      Filter by rating at profile level (maturity settings), which enables households to restrict the suitability of content for each profile based on the ratings of specific pieces of content;

      Restricted content filtering, which provides the ability to restrict content from being searched/viewed at the profile level, based on the content rating setting;

      Auto-play, whereby the next episode of a series automatically begins playing can be turned off and is turned off by default on kids’ profiles;

      Kid’s profile on Disney+, which is the space for our youngest audiences to engage with positive content that has been purposefully curated by people, not algorithms;

      Kid-proof exit from kid’s profile, which incorporates an additional lock that needs to be decoded in order to exit a kid profile.
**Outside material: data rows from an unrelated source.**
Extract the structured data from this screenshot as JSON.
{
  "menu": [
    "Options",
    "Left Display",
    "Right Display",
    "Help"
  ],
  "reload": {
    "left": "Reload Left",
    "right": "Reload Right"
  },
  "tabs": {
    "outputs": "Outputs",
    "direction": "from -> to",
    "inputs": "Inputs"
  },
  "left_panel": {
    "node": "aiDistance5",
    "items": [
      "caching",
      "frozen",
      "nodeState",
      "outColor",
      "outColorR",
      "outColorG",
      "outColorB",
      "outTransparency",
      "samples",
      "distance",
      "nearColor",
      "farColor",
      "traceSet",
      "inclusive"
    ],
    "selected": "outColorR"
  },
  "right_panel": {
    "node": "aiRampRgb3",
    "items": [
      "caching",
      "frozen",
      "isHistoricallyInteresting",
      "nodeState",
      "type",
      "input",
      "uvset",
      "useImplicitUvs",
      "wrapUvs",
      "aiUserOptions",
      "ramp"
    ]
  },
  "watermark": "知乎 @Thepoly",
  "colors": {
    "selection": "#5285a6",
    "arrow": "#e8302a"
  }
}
As noted above, VOD is a pull technology rather than a push system and subscribers have direct control over what they watch and when they watch it.  The subscription process and online nature of the service makes parental control functionality easy to use and accessible to consumers in a timely way.  For example, Disney+ builds relevant audience protection choices, including parental controls, into its subscription registration process such that subscribers do not need to search for the functionality – and those choices can be changed at any time through easily identifiable and usable means.  On the other hand, the protections on linear can be less accessible simply by the nature of the service and its more limited functionality. 


Therefore, given the differences between linear broadcasting and VOD, the robust audience protection measures put in place by most VOD services, the varying consumer propositions and brand promises made by different VOD services, it seems inappropriate to apply uniform rules on all VOD services, whether that is strict content rules or mandated ratings.  Therefore, we support the Government’s proposal in the Draft Bill to grant Ofcom powers to review and assess the effectiveness of audience protection measures (such as age ratings, content warnings and parental controls). We are confident that Ofcom, as a trusted, evidence based and independent regulator will ensure that audience protection measures deployed by VOD services are easily understandable, clear and easy to use. 
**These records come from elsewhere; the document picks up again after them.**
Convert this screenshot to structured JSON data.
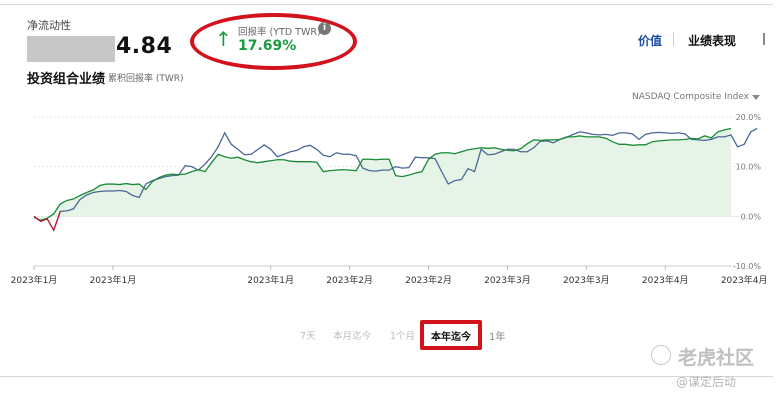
{
  "net_liquidity": {
    "label": "净流动性",
    "value_visible": "4.84"
  },
  "performance": {
    "title": "投资组合业绩",
    "subtitle": "累积回报率 (TWR)"
  },
  "return_box": {
    "label": "回报率 (YTD TWR)",
    "value": "17.69%",
    "arrow": "↑",
    "info_icon": "info-icon"
  },
  "tabs": [
    {
      "label": "价值"
    },
    {
      "label": "业绩表现"
    }
  ],
  "compare": {
    "label": "NASDAQ Composite Index"
  },
  "ranges": [
    "7天",
    "本月迄今",
    "1个月",
    "本年迄今",
    "1年"
  ],
  "selected_range": "本年迄今",
  "watermark": {
    "main": "老虎社区",
    "sub": "@谋定后动"
  },
  "colors": {
    "portfolio": "#1a8a35",
    "index": "#4a6896",
    "fill": "#e6f4e8",
    "accent": "#d2121c",
    "positive": "#1a9b3f"
  },
  "chart_data": {
    "type": "line",
    "y_ticks": [
      "20.0%",
      "10.0%",
      "0.0%",
      "-10.0%"
    ],
    "ylim": [
      -10,
      20
    ],
    "x_tick_labels": [
      "2023年1月",
      "2023年1月",
      "2023年1月",
      "2023年2月",
      "2023年2月",
      "2023年3月",
      "2023年3月",
      "2023年4月",
      "2023年4月"
    ],
    "x_tick_index": [
      0,
      12,
      36,
      48,
      60,
      72,
      84,
      96,
      108
    ],
    "series": [
      {
        "name": "portfolio",
        "values": [
          -0.2,
          -0.8,
          -0.4,
          0.5,
          2.5,
          3.2,
          3.5,
          4.2,
          4.8,
          5.3,
          6.2,
          6.5,
          6.5,
          6.4,
          6.6,
          6.4,
          6.5,
          5.4,
          7.0,
          7.8,
          8.3,
          8.5,
          8.4,
          8.5,
          9.0,
          9.4,
          9.0,
          10.8,
          12.5,
          12.0,
          11.7,
          11.9,
          11.4,
          11.0,
          10.8,
          11.0,
          11.2,
          11.4,
          11.4,
          11.1,
          11.0,
          11.0,
          11.0,
          10.9,
          9.0,
          9.2,
          9.3,
          9.4,
          9.3,
          9.2,
          11.5,
          11.5,
          11.4,
          11.5,
          11.5,
          8.2,
          8.0,
          8.3,
          8.7,
          9.0,
          11.5,
          12.5,
          12.8,
          12.8,
          12.6,
          13.0,
          13.4,
          13.6,
          13.8,
          13.7,
          13.8,
          13.5,
          13.3,
          13.2,
          13.6,
          14.6,
          15.4,
          15.3,
          15.4,
          15.4,
          15.5,
          16.0,
          16.0,
          16.2,
          16.0,
          16.0,
          16.0,
          15.7,
          15.0,
          14.5,
          14.5,
          14.3,
          14.4,
          14.4,
          15.0,
          15.2,
          15.3,
          15.4,
          15.4,
          15.5,
          15.7,
          15.6,
          16.2,
          15.8,
          17.0,
          17.4,
          17.69
        ]
      },
      {
        "name": "index",
        "values": [
          0,
          -1.0,
          -0.5,
          -2.8,
          1.0,
          1.1,
          1.5,
          3.4,
          4.3,
          4.8,
          5.0,
          5.1,
          5.1,
          5.2,
          5.0,
          4.2,
          3.8,
          6.5,
          7.2,
          7.6,
          8.0,
          8.2,
          8.3,
          10.2,
          10.0,
          9.3,
          10.5,
          12.0,
          14.0,
          16.8,
          14.5,
          13.5,
          12.4,
          12.5,
          13.4,
          14.4,
          13.5,
          12.0,
          12.5,
          13.0,
          13.3,
          14.0,
          14.3,
          13.5,
          12.3,
          12.0,
          12.8,
          12.5,
          12.5,
          12.2,
          9.7,
          9.2,
          9.1,
          9.3,
          9.3,
          10.0,
          9.7,
          9.8,
          11.9,
          11.8,
          11.8,
          11.6,
          9.0,
          6.5,
          7.2,
          7.4,
          9.6,
          9.0,
          13.5,
          12.4,
          12.5,
          13.0,
          13.5,
          13.5,
          13.0,
          13.0,
          13.8,
          15.1,
          15.2,
          14.8,
          15.5,
          15.9,
          16.5,
          17.0,
          16.8,
          16.5,
          16.4,
          16.5,
          16.3,
          16.8,
          16.8,
          16.6,
          15.5,
          16.5,
          16.8,
          16.9,
          16.8,
          16.7,
          16.8,
          16.6,
          15.5,
          15.4,
          15.3,
          15.5,
          16.0,
          16.0,
          16.4,
          14.0,
          14.5,
          17.0,
          17.69
        ]
      }
    ]
  }
}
This approach offers numerous benefits.  First, it will incentivise all services to provide easily identifiable and usable audience protection measures, combatting consumer confusion if it exists.  Second, it will promote innovation in audience protection among service providers.  Rather, imposing conformity could inadvertently constitute a floor rather than a ceiling in audience protection measures and undercut such innovation that competition spurs.  Third, it offers Government and Ofcom the ability to meaningfully assess the marketplace as it evolves, including the level of harm, if any.  As a result, the experience and data collected by Ofcom will result in a trusted independent assessment of the various systems deployed by providers, prior to considering the need for consistent rules across all VOD services.
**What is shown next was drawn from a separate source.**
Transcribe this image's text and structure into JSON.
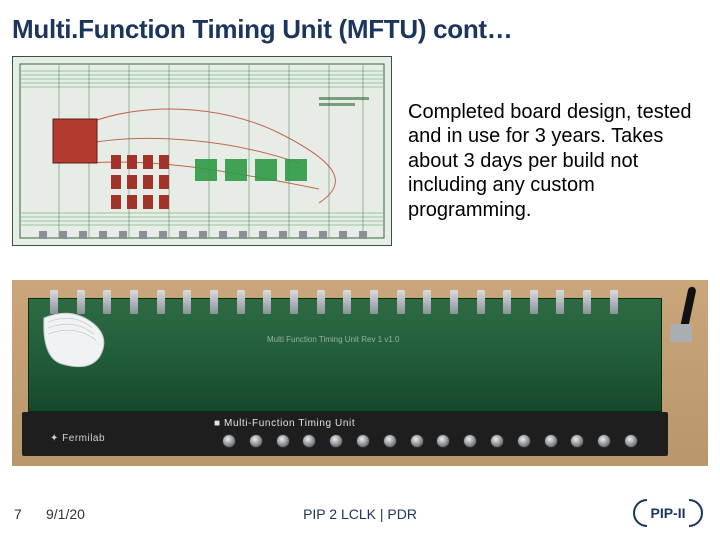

We have taken good note of the proposed accessibility provisions and are confident that Disney+ currently meets the obligations as set forth in the Draft Bill.  We also appreciate confirmation from Government that Ofcom retains the ability to extend its existing practice of allowing providers to contribute to a signing organisation, such as the British Sign Language Broadcasting Trust (BSLBT), in lieu of compliance with the signing obligation.  We believe our ongoing relationship with the BSLBT is constructive and is the best means for us to contribute to advancing signing.




We hope that Select Committee finds these comments useful.   In closing we would like to reiterate that at Disney, providing  meaningful audience protections is part of our brand promise.  We would therefore welcome the opportunity to provide the Committee and its members additional information or clarification on any points addressed herein.  Finally, we look forward to pro-actively and constructively engaging with Ofcom at the earliest opportunity given the important role it will play in protecting audiences pursuant to the Media Bill once adopted.